By B. Raman
The next step in the case relating to the brutal gang rape and murder of a 23-year-old girl in New Delhi, who has passed away, is the investigation and prosecution of the six accused in quick time to ensure that justice is done to the Braveheart, whom the shocked nation looks upon as its daughter. Justice means their conviction and sentencing to the severest sentence possible under the existing laws.
The Government has done well to designate a Special Prosecutor to ensure the successful prosecution of the accused. For this purpose, the proposed Special Prosecutor should be given whatever manpower, resources, and expertise that he might require for a successful prosecution.
It would be unwise to be self-complacent thinking that since the accused have already confessed, getting them convicted should be no problem. There is every possibility of the accused retracting their confession as public memory and anger fades. It would be necessary to strengthen the other evidence that the police are able to collect to supplement the confessions.
Now that the girl is dead, the most important piece of evidence, inter alia, will be her dying declaration recorded before a magistrate in a New Delhi hospital and the medical findings of the doctors who treated her in New Delhi and Singapore. The Special Prosecutor and his staff should see that an iron-clad case is made out of such evidence which will withstand attempts that might be made by the lawyers of the accused to question their acceptability before the court.
The Special Prosecutor, his staff and the Police should not let themselves be taken by surprise by any attempts by the lawyers of the accused to question the reliability of the evidence.
An equally urgent measure will be to strengthen physical security for women in public transport and in public places that are used by rapists to commit their crime. The Government has already announced certain measures such as verification of the character and antecedents of the staff of public transport and removal of the coloured windows of the buses.
While necessary, these measures alone would not be adequate. It is equally important to order that all public transport plying anywhere in Delhi between 7 PM and 7 AM would have a Constable and making the staff of the transport and their owners liable for criminal action if they ply a transport during these hours without a constable. All public places unfriendly and risky to women should be identified and static guards should be posted at all such places during these hours.
The number of additional constables and supervisory staff that would be required for this purpose should be estimated and a special sanction issued by the MHA for the recruitment and training of the additional staff needed for preventing crime against women.
The police regulations, manuals, operating procedures and training syllabi having a bearing on the prevention, investigation and prosecution of crime against women should be reviewed and updated in order to make them more women-focussed. There should be a separate training capsule on crime against women with a separate examination for joining the police at any level—from constables up to IPS officers.
A list of offences against women, which should be treated as heinous offences, needs to be drawn up and incorporated in the police regulations and manuals. All heinous offences against women should be liable to mandatory supervision by senior police officers of the rank of at least a Superintendent of Police.
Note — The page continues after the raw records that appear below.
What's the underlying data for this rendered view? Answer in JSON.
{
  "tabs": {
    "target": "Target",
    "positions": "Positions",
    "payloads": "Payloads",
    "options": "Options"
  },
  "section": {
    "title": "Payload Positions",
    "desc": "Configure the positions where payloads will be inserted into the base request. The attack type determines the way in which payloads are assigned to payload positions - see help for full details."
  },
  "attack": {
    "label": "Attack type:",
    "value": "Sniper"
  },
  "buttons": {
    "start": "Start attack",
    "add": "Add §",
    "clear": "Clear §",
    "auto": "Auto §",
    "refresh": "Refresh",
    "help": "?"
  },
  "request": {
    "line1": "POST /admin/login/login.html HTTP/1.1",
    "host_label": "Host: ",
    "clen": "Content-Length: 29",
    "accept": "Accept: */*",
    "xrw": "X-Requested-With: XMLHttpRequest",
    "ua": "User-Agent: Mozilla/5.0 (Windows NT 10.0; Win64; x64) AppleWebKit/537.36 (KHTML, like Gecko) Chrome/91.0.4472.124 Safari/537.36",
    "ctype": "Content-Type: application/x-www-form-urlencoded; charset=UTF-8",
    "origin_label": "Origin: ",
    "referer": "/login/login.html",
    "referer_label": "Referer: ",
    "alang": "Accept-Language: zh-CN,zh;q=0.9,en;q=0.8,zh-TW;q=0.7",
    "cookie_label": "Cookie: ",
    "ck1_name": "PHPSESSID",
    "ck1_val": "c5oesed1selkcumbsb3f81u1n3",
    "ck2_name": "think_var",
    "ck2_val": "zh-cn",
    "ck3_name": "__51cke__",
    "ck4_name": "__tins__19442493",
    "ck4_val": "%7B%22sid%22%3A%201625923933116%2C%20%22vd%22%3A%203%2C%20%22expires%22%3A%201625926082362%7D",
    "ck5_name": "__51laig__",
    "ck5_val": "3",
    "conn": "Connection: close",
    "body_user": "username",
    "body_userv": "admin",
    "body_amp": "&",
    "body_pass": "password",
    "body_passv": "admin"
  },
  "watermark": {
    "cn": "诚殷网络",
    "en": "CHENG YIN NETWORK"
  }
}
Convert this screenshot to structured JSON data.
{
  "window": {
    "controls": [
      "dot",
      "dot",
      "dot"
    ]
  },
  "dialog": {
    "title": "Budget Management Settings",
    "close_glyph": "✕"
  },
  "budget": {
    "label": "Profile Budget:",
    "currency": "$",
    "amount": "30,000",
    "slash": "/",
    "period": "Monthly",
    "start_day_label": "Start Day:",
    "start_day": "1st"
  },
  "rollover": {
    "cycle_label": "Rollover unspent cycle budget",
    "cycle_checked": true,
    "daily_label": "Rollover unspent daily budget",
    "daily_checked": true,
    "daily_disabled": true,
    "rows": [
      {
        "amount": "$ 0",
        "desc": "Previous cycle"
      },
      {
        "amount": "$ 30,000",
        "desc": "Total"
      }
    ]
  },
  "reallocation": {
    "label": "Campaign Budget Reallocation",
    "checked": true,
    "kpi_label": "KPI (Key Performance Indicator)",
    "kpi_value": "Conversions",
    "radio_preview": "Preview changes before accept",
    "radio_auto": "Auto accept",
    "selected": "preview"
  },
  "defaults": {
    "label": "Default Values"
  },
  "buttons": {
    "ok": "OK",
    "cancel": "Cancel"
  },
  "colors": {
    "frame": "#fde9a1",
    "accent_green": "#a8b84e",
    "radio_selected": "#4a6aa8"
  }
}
It should be made obligatory for Station House Officers to record an FIR and start the investigation in respect of all crimes against women — whether heinous or not so. There should be a computerized data base of all crimes against women indicating the stage of investigation and prosecution in respect of each case.
Separate divisions on crime against women should be created in the office of the Commissioner of Police and in the office of the Secretary, Internal Security, of the MHA, and these should serve as the nodal points for monitoring all action against crime against women. Crime against women should be treated as seriously as terrorism with special squads for investigation and prosecution and special courts for trial.
The need for early implementation of the police reforms recommended by a committee set up by the Morarji Desai Government and subsequent bodies such as the National Security Advisory Board and the Special Task Force headed by Shri Naresh Chandra has been stressed by many. The implementation of the recommendations at the pan-Indian level has been tardy due to resistance from different State Governments and political parties. The delay in implementation at the pan-Indian level is likely to continue.
The Government should, therefore, separate the recommendations relating to the Delhi police from those relating to other States and set up a fast-track implementation mechanism. The Delhi Police cannot be compared to the police of other metropolitan cities. In addition to tasks relating to crime control and law and order, the Delhi Police performs important and sensitive tasks of a unique nature relating to VIP security, including security of visiting foreign VIPS, and diplomatic security.
While there should be no problem in transferring to the supervision of the Delhi State Government the tasks relating to crime control and law and order, the MHA has to have a say in the supervision of matters relating to VIP security and diplomatic security. If this is also transferred in toto to the State Government, problems of co-ordination and command and control could arise if different parties come to power in the Centre and the Delhi State.
Delhi, therefore, needs a separate policing architecture with the State Government having primacy of supervision in respect of crime and law and order and the MHA in respect of VIP and diplomatic security. All Governments which were in power in the Centre were opposed to changing the status quo in which the MHA has total control. The possibility of an alternate architecture with dual supervision had never been examined. The time has come for examining this.
The recent incidents of violence in New Delhi in the wake of the gang-rape incident highlighted the lack of sophistication in crowd control by the Delhi Police. Public were shocked by the crude manner in which the police officers, including the women police, handled women protesters. They used the same high-handed techniques against men as well as women. There is a need for a total revision of our crowd control techniques relating to men and women, in order to make them more sophisticated.